July 1, 2022

Coinbase Is “Selling Historical Geo-Tracking Data” To ICE

U.S. Immigration and Customs Enforcement (ICE) can now track and identify cryptocurrency users using a new software program, Coinbase Tracker. 

The software, offered on a subscription basis, allows the government and private sectors to trace incoming and outgoing funds made through various digital currencies, including Bitcoin, Ether, and Tether. Last year, Intercept revealed that Coinbase had sold its analytics software license to ICE for $29,000.

The analytics program, which provides ICE with crypto users’ “historical geo-tracking data,” is one of several small contracts between Coinbase and the U.S. government.

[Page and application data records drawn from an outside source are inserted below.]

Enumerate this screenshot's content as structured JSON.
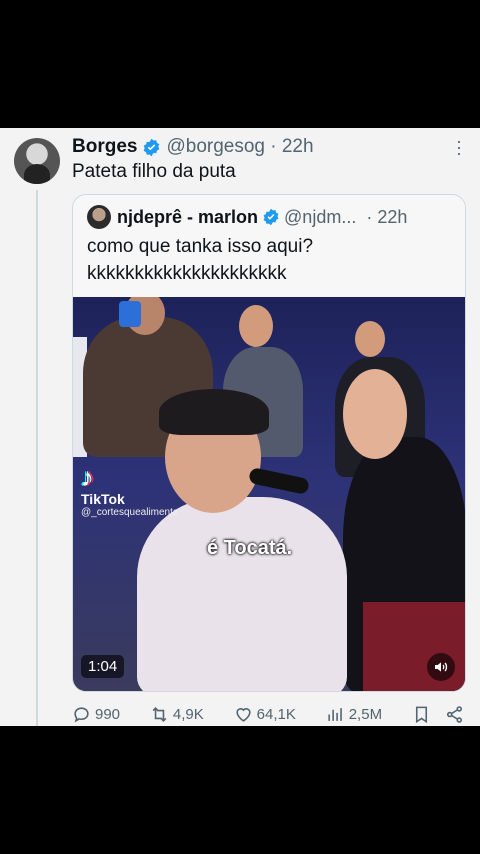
{
  "tweet": {
    "author_name": "Borges",
    "handle_time": "@borgesog · 22h",
    "text": "Pateta filho da puta"
  },
  "quote": {
    "author_name": "njdeprê - marlon",
    "handle": "@njdm...",
    "time": "· 22h",
    "text_line1": "como que tanka isso aqui?",
    "text_line2": "kkkkkkkkkkkkkkkkkkkkk"
  },
  "media": {
    "tiktok_label": "TikTok",
    "tiktok_user": "@_cortesquealimenta",
    "caption": "é Tocatá.",
    "duration": "1:04"
  },
  "actions": {
    "replies": "990",
    "reposts": "4,9K",
    "likes": "64,1K",
    "views": "2,5M"
  },
  "colors": {
    "verified": "#1d9bf0",
    "text": "#0f1419",
    "muted": "#536471"
  }
}
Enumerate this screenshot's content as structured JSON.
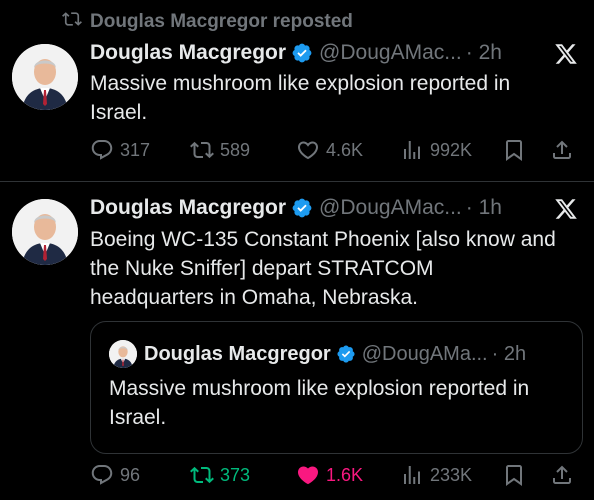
{
  "repost": {
    "label": "Douglas Macgregor reposted"
  },
  "tweet1": {
    "name": "Douglas Macgregor",
    "handle": "@DougAMac...",
    "time": "· 2h",
    "text_line1": "Massive mushroom like explosion reported in",
    "text_line2": "Israel.",
    "replies": "317",
    "reposts": "589",
    "likes": "4.6K",
    "views": "992K"
  },
  "tweet2": {
    "name": "Douglas Macgregor",
    "handle": "@DougAMac...",
    "time": "· 1h",
    "text_line1": "Boeing WC-135 Constant Phoenix [also know and",
    "text_line2": "the Nuke Sniffer] depart STRATCOM",
    "text_line3": "headquarters in Omaha, Nebraska.",
    "quote": {
      "name": "Douglas Macgregor",
      "handle": "@DougAMa...",
      "time": "· 2h",
      "text_line1": "Massive mushroom like explosion reported in",
      "text_line2": "Israel."
    },
    "replies": "96",
    "reposts": "373",
    "likes": "1.6K",
    "views": "233K"
  },
  "colors": {
    "background": "#000000",
    "text": "#e7e9ea",
    "muted": "#71767b",
    "verified": "#1d9bf0",
    "repost_active": "#00ba7c",
    "like_active": "#f91880",
    "border": "#2f3336"
  },
  "icons": [
    "repost-icon",
    "verified-badge-icon",
    "x-logo-icon",
    "reply-icon",
    "like-icon",
    "views-icon",
    "bookmark-icon",
    "share-icon"
  ]
}
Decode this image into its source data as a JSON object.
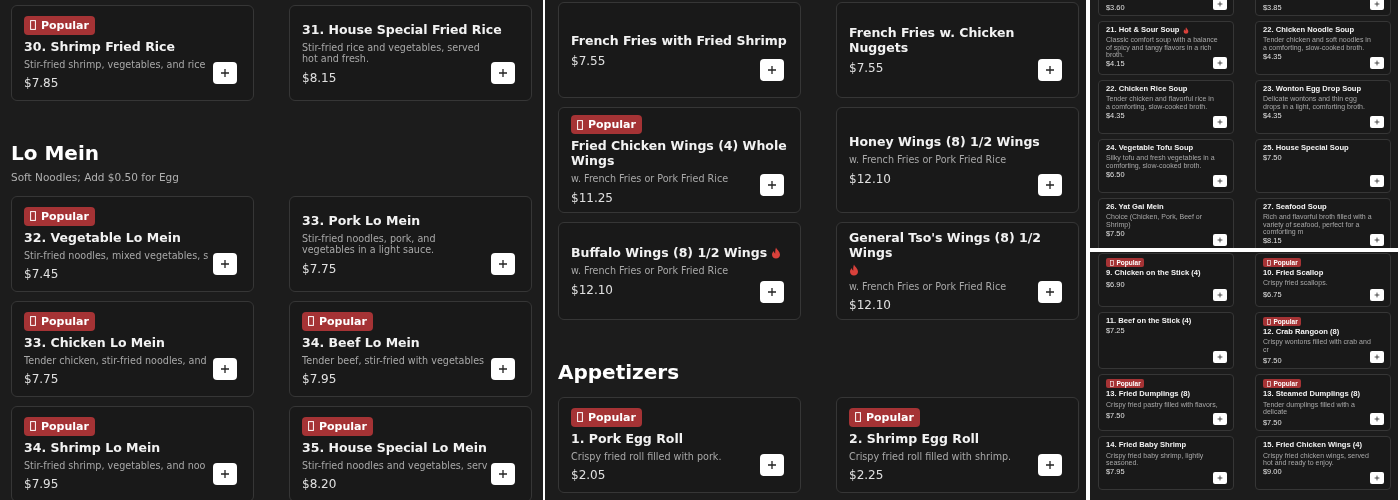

In April 2021, Coinbase also sold licenses to the U.S. Secret Service, and contract documents, acquired by Jack Poulson, executive director of the watchdog group Tech Inquiry, reveal ICE now has access to a range of forensic features on the platform. 

“I have to be careful here because I don’t want to speculate, but I think there is enough damning information out there,” said Jack Poulson in an interview with CoinDesk.

“I would note that a similar debate took place with Palantir a few years back. Palantir notoriously contracted with ICE’s HSI. They claimed and swore that they were not supporting any deportations. Ultimately now, the company’s CEO admits that they were supporting deportations, and I think there is a predictable narrative here. Coinbase may later try to say they have no hand in deportations, but as far as I’m aware, they [Coinbase] have refused to say whether this work will be used for deportation purposes.” 

According to a newly released document via a freedom of information request, Coinbase did not require ICE to agree to an End User License Agreement, meaning there are no limitations on what the immigration enforcement company can do with the software. 

The platform was initially launched to “investigate illicit activities including money laundering and terrorist financing.” It later faced controversy when it emerged that the branch responsible for the software’s development program previously worked with a startup that sold spyware to several governments, including Saudi Arabia. 

Coinbase has responded to questions about the ICE contract and the data involved in a disclaimer on their website, which states, “Coinbase Tracer sources its information from public sources and does not make use of Coinbase user data.” 

Kumba Kpakima

Kumba Kpamika is a tech reporter at POCIT. A documentary about the knife crime epidemic in the UK got her a nomination for the UK's #30toWatch Young Journalists of the Year.